Source: Lake Geneva Regional News

Lodge proposal may return to commission soon

by Steve Targo

May 10, 2012

GENEVA — The wait continues, but hope is alive and well that the parties which could make or break an estimated $20 million “adult living facility“ proposal for the Lodge at Geneva Ridge, W4240 Highway 50, can reach an agreement.

Ongoing issues between the Lodge and the Interlaken Condominium Property Owners Association caused the project to stall out at the Geneva Town Planning Commission level.

In fact, at the April 23 commission meeting, the two conditional use permit requests which would allow the 160-unit facility proposed to be built near a hotel under construction near Red Chimney Road were tabled.

Attorney John Maier, who represents Michael Zuckerman, the developer of the proposed project, gave the commission an update.

“As reported by attorney Maier, the parties have been spending a fair amount of time regarding ownership and maintenance of the Interlaken property infrastructures — roads, water, sewer — which they jointly wish to have a clearly defined, shared responsibility for and control of moving forward,” stated Joe Kopecky, commission and town of Geneva chairman, in a May 2 e-mail.

He provided a letter drafted from Maier sent April 23 to attorney David C. Williams and Scott Lowell, of the association.

Maier stated a concept is being negotiated to have the association, the hotel and the proposed adult living facility “form a new entity that would acquire, own, operate and maintain the system of private roads within the overall resort complex, as well as the utility systems, generally consisting of the water and sewer collection and distribution systems.

“This new entity would operate on a not-for-profit basis and provide these services to all three groups in the future who would share the resort complex,” Maier stated.

But it appears this agreement isn’t official yet.

“I will be asking (the commission) not to take any vote, but to wait until our future joint appearance at which the agreement I hope we will reach can be announced,” Maier stated.

Kopecky stated the town has not been involved in these negotiations and the permit requests were tabled until the May commission meeting.
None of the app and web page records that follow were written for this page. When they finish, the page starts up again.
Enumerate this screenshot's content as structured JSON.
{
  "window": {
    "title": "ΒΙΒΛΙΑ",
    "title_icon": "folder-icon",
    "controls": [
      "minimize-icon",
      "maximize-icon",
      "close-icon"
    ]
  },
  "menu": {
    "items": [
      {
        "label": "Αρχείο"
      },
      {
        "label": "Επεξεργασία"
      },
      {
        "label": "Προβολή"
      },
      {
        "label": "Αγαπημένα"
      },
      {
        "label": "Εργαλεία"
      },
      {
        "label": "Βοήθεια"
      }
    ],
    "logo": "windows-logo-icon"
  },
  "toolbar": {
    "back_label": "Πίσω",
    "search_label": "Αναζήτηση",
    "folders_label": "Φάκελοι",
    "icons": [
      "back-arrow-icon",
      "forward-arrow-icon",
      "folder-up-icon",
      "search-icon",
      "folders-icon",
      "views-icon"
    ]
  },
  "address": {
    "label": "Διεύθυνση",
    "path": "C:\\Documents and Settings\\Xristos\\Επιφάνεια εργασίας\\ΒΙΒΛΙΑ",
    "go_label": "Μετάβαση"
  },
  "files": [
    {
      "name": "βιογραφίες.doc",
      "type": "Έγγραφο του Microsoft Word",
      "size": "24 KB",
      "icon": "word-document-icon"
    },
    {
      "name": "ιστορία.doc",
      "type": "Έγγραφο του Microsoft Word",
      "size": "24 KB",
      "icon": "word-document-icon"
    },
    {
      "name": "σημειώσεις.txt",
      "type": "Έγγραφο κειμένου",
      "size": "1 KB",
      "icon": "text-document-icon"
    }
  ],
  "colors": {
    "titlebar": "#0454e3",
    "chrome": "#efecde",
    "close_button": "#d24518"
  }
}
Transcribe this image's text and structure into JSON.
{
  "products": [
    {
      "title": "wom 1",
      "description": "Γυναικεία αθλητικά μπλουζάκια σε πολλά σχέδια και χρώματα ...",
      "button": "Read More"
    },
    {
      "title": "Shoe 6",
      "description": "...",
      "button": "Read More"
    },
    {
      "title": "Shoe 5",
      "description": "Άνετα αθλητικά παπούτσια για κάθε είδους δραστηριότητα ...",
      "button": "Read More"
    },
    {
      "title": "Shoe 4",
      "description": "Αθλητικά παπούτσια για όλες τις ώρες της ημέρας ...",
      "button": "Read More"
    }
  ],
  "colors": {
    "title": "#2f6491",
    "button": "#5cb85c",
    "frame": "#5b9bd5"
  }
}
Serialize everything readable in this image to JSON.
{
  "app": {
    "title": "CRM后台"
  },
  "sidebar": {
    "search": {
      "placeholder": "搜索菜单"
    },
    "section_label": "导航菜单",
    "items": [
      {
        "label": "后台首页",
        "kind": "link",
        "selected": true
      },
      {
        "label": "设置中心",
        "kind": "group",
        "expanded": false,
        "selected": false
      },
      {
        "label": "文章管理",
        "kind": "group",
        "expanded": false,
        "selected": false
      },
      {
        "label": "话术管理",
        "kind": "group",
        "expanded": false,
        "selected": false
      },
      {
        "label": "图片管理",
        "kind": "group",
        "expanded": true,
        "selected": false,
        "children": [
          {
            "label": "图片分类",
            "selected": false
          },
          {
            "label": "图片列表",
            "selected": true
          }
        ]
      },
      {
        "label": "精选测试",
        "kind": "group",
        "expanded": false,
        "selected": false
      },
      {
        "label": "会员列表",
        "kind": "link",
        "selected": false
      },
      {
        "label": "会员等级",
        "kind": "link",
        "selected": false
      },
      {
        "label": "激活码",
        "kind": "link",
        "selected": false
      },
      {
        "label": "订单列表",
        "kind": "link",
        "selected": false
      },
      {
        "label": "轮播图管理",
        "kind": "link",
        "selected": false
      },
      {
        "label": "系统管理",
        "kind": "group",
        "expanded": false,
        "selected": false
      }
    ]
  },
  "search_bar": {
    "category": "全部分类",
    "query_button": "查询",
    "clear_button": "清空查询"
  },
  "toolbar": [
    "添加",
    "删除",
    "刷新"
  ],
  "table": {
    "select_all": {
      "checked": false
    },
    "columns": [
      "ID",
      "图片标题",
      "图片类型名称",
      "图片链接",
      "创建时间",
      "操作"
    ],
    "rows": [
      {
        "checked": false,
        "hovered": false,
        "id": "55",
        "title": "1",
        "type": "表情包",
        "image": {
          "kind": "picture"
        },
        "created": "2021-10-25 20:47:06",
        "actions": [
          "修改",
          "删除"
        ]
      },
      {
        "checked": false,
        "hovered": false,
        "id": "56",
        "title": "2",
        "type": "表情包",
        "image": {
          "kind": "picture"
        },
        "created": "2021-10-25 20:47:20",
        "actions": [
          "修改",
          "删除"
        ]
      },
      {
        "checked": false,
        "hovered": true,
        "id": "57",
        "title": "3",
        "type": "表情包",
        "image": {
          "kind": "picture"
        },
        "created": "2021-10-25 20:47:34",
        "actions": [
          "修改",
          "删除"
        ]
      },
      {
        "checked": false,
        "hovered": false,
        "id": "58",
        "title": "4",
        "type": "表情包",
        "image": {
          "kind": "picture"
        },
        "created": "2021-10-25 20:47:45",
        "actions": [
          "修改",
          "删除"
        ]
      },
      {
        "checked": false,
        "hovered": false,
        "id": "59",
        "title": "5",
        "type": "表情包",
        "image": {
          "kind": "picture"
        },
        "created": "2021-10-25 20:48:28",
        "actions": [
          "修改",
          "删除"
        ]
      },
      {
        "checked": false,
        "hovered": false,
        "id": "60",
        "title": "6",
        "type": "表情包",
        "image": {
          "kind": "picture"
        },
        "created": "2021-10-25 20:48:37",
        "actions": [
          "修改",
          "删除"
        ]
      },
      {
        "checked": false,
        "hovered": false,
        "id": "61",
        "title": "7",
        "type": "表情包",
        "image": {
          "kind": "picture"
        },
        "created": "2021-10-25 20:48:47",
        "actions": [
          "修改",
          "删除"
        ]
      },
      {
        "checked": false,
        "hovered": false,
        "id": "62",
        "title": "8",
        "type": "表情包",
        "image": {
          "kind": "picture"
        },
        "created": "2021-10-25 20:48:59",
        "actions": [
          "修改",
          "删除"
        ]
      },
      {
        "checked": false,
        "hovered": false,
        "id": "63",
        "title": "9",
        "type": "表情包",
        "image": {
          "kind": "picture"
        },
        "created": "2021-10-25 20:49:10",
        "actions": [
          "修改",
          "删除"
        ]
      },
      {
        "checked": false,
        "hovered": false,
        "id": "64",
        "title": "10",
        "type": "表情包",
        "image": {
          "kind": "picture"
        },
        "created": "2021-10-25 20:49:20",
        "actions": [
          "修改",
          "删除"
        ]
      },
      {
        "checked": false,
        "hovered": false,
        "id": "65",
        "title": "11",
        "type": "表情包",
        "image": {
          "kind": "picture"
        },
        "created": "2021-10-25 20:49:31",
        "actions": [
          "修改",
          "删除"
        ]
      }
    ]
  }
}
That meeting is tentatively set for Monday, May 21, at 6:30 p.m.

The commission is one of the initial steps in the approval process necessary to follow before the Lodge breaks ground on this project. The commission likely would recommend action to the Geneva Town Board, which then recommends action to Walworth County officials, who have the final say. The Williams Bay Extra-Territorial Zoning Board also is expected to weigh in on the proposal before it reaches the county level.

Slow going

The issues between the Lodge and the association came into play since the Lodge filed two conditional use permits last fall. Kopecky had suggested both parties work out an agreement.

This may address some longstanding issues. “Basically, a lot of it is we’d just like to have control,” Williams said in a March 16 telephone interview. “As it is now, the road, the sewer, the street lights, that’s all a separate corporation owned and controlled by Anvan.”

Williams said there has been litigation between both sides which dates back 15 years ago. He said they have been in a “major dispute” over how much the association owes the Lodge in water and sewer fees, and the condition of Red Chimney Road has been another point of contention.

As for the proposal itself, in a March 14 interview, Hansen said the facility site originally was marked for hotel units back in the heyday of the economy.

“We hit 2006 and 2007, they did the first phase of that, the remodeling of rooms, but when they wanted to go into the second phase, the market wasn’t there,” Hansen said.

That phase now is the site of the proposed three-story adult living facility, a proposal which calls for 160 units — 100 for independent living residents, 60 for assisted living.

The development was touted as offering “luxurious senior living with no large buy-in fees,” according to the conditional use permit request to allow the project. The request also states there will be “resort-style amenities such as indoor and outdoor spas and restaurant dining.” Plans also call for the construction of a water tower to accommodate the projected increased use of the utility system.

If approved, according to the permit request for the facility, the project could create 62 jobs — including 22 in health care. Prospective residents would be ages 55 and older and have an annual income of more than $35,000.

Hansen said the façade would blend in with that of existing structures on the site. He said considering the time it would take to bid out the project, it could be more than one year before completion.

“They did want to start this year,” Hansen said.

On the other hand, although Williams said the association hasn’t taken an official stance on the proposal, he has received “probably 50 to 100 e-mails” from those for or against it.

Kopecky had expressed a willingness to please both sides of this issue.

On March 19, he stated the town is “eager to have the Lodge remain as a viable member of our local business community” and “respects the rights and concerns of the condo property owners.”